DIRECTIONS:
Read the data below. Every line holding the string "count" must be copied.

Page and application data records
%%
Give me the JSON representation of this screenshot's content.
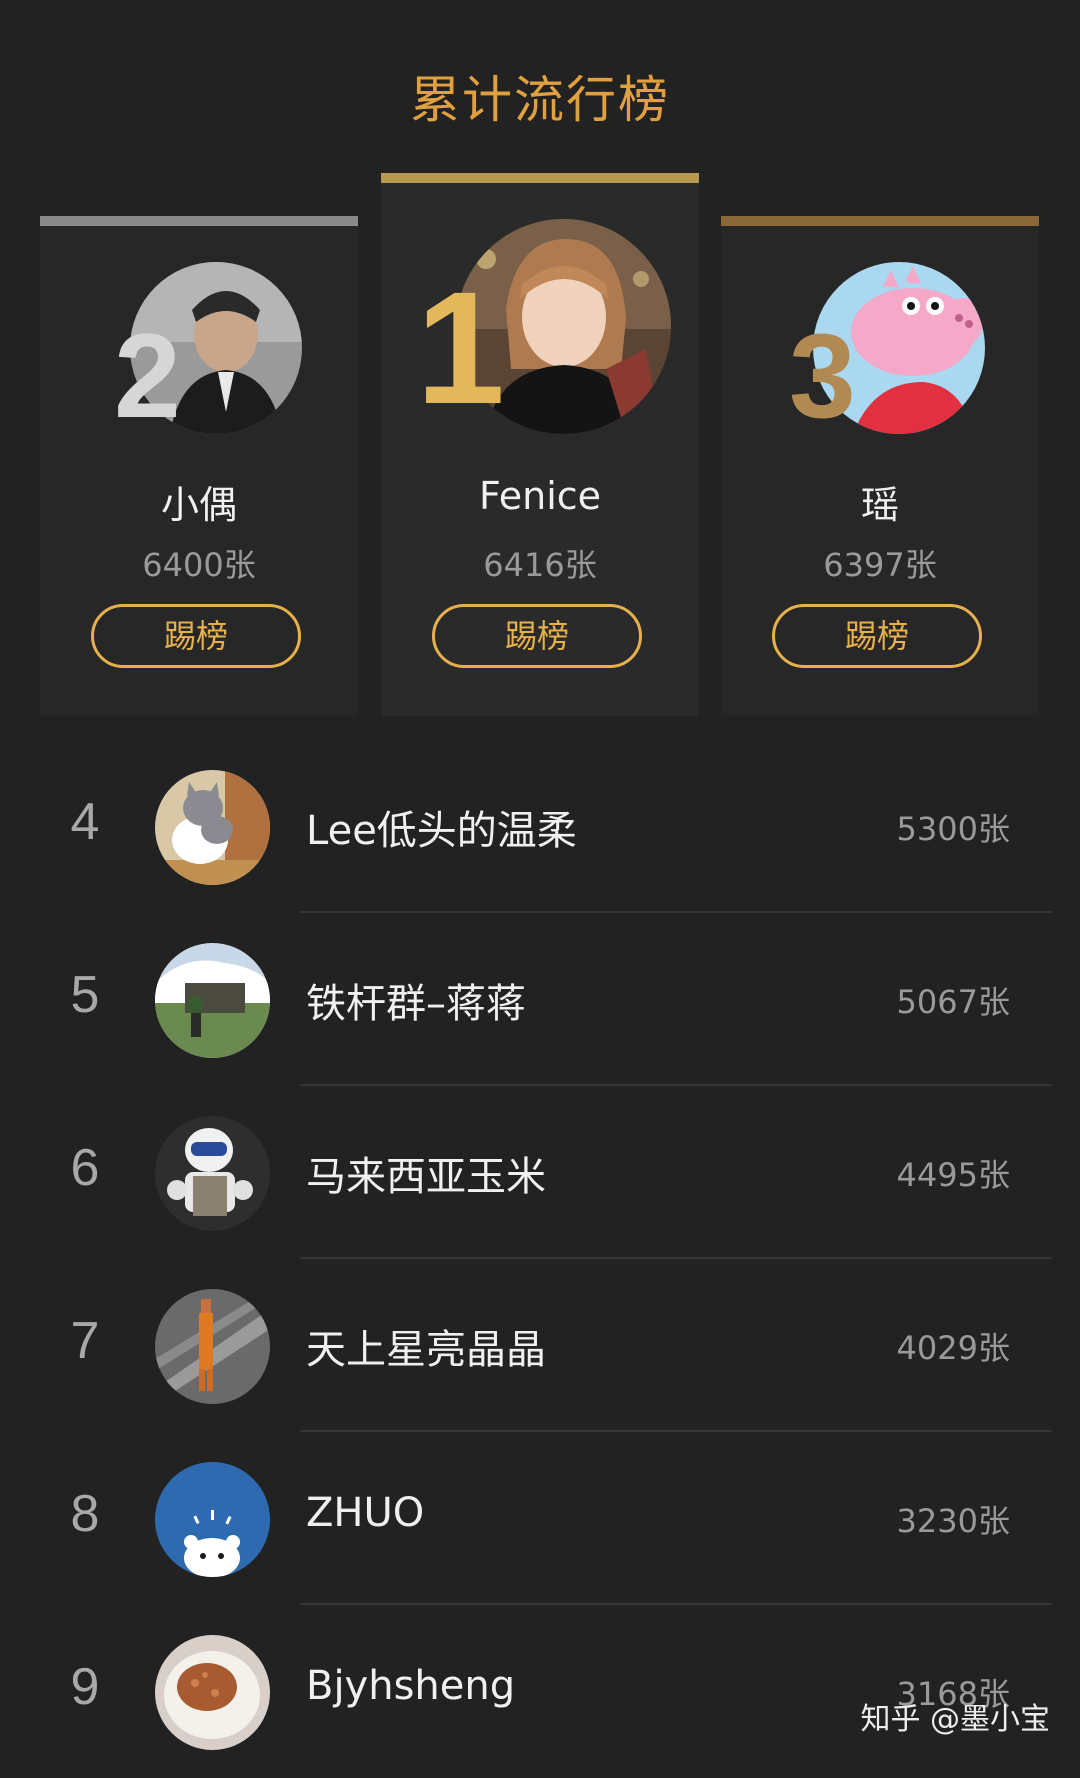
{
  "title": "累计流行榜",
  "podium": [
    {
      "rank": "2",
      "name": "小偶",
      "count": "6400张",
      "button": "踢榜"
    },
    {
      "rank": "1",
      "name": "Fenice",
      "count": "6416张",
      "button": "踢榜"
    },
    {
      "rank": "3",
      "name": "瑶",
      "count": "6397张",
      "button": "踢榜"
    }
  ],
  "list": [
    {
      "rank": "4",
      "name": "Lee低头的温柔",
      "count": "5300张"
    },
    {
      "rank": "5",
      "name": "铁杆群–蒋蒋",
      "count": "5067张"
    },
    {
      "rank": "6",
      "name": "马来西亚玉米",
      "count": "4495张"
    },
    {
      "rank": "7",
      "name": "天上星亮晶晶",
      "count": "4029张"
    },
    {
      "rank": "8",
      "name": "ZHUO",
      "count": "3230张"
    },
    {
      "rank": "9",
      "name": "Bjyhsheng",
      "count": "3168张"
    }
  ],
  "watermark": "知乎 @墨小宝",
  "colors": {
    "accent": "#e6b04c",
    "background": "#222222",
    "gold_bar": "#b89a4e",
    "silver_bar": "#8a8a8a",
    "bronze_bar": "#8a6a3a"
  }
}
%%
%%
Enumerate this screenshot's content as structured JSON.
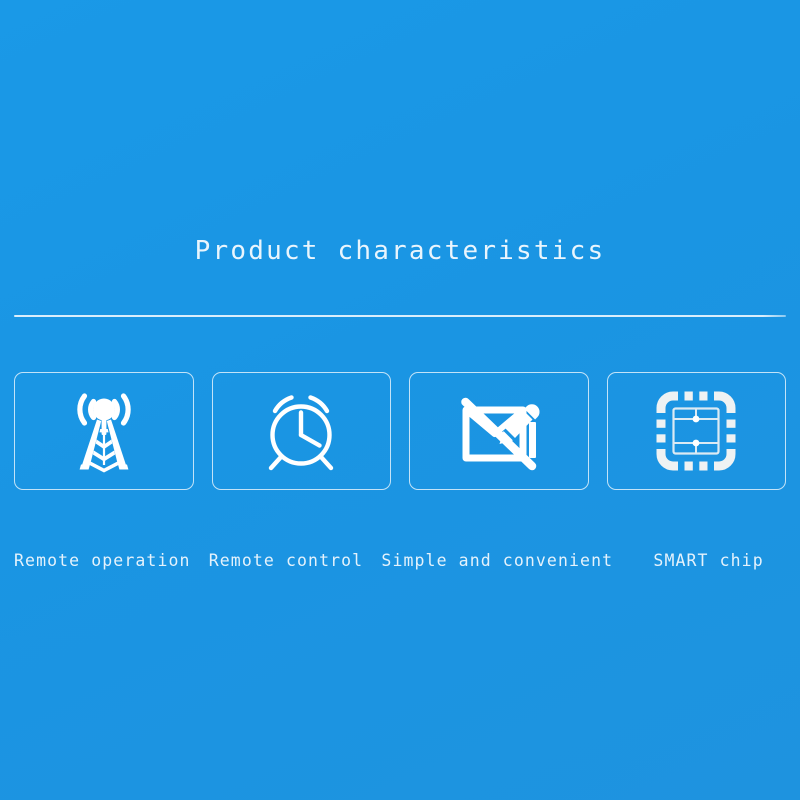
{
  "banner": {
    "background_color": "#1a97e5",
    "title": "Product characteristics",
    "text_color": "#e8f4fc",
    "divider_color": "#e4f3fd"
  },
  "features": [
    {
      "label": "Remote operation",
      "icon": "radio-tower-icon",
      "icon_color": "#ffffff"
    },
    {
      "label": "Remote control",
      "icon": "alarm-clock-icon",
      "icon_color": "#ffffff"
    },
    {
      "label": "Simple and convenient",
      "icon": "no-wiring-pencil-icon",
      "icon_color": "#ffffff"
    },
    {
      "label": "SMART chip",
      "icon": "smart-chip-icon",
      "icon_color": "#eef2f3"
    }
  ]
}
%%
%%
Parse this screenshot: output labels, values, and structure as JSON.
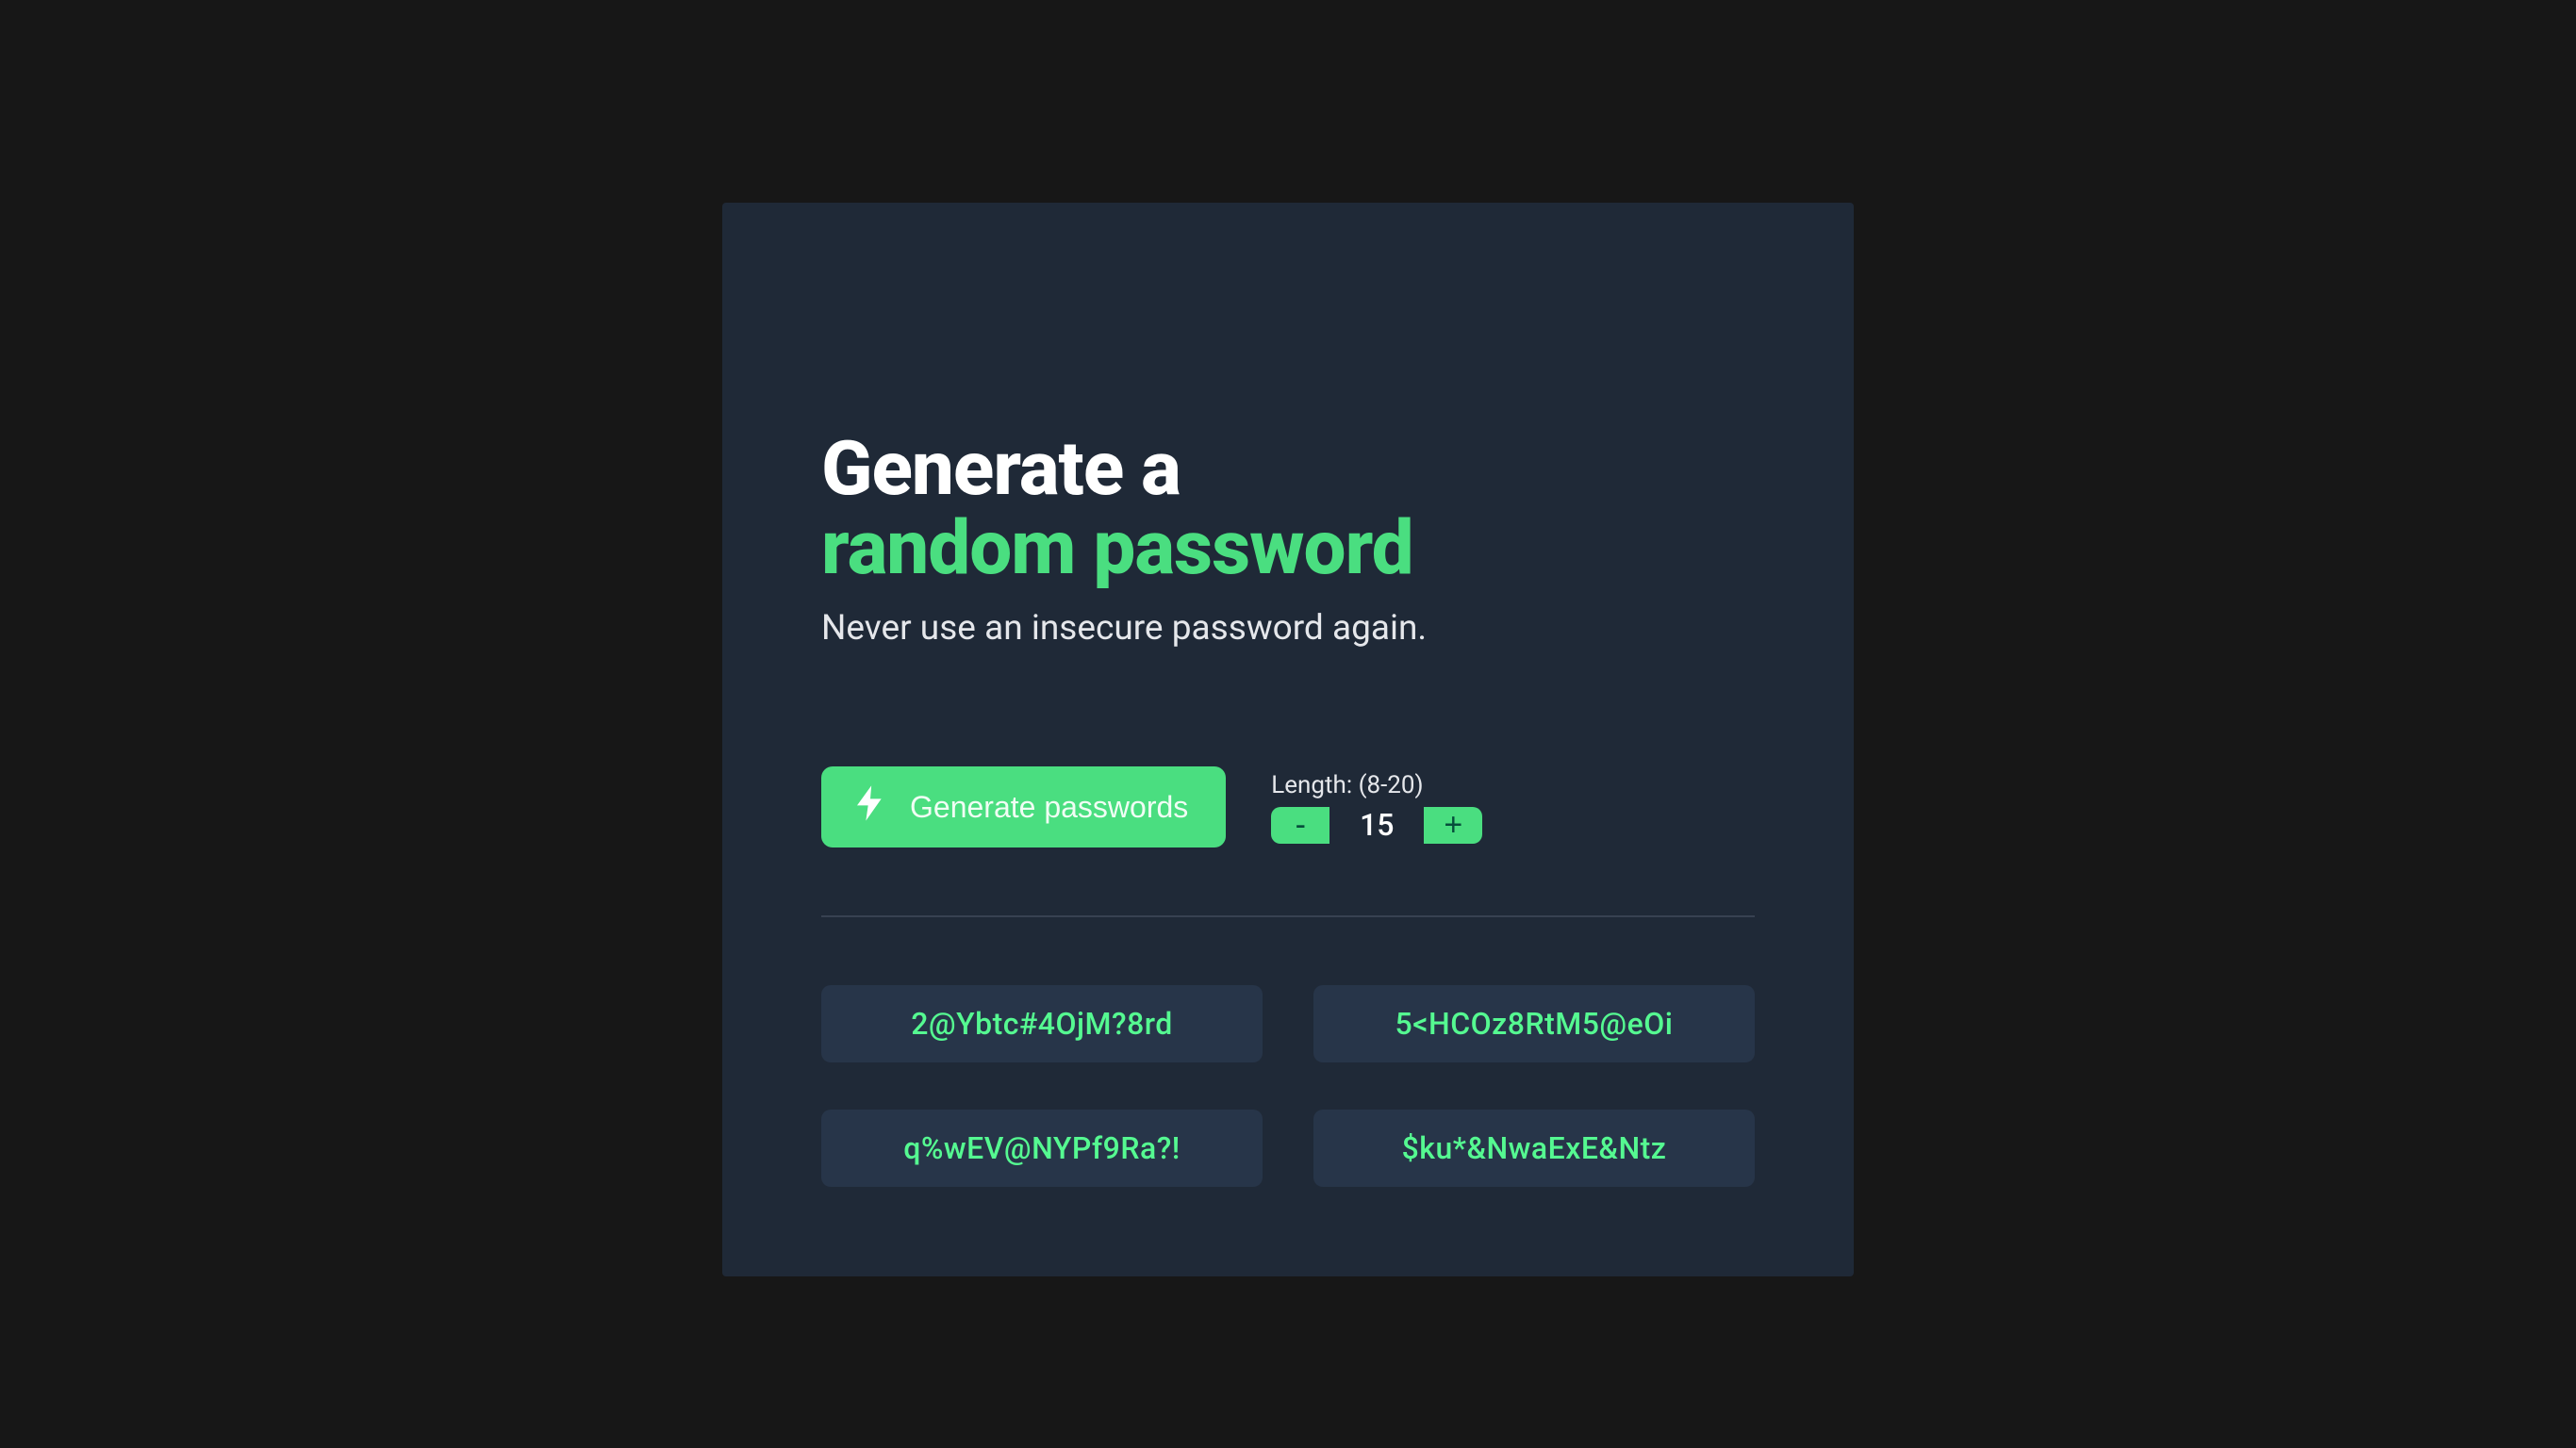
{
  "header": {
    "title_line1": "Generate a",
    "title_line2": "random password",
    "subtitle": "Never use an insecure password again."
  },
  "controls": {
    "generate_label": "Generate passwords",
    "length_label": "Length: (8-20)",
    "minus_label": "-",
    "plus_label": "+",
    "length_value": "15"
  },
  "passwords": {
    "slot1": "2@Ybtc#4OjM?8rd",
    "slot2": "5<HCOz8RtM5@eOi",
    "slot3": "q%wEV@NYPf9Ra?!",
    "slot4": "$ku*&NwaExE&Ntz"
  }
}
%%
TASK RESPONSE:
      "count": "6400张",
      "count": "6416张",
      "count": "6397张",
      "count": "5300张"
      "count": "5067张"
      "count": "4495张"
      "count": "4029张"
      "count": "3230张"
      "count": "3168张"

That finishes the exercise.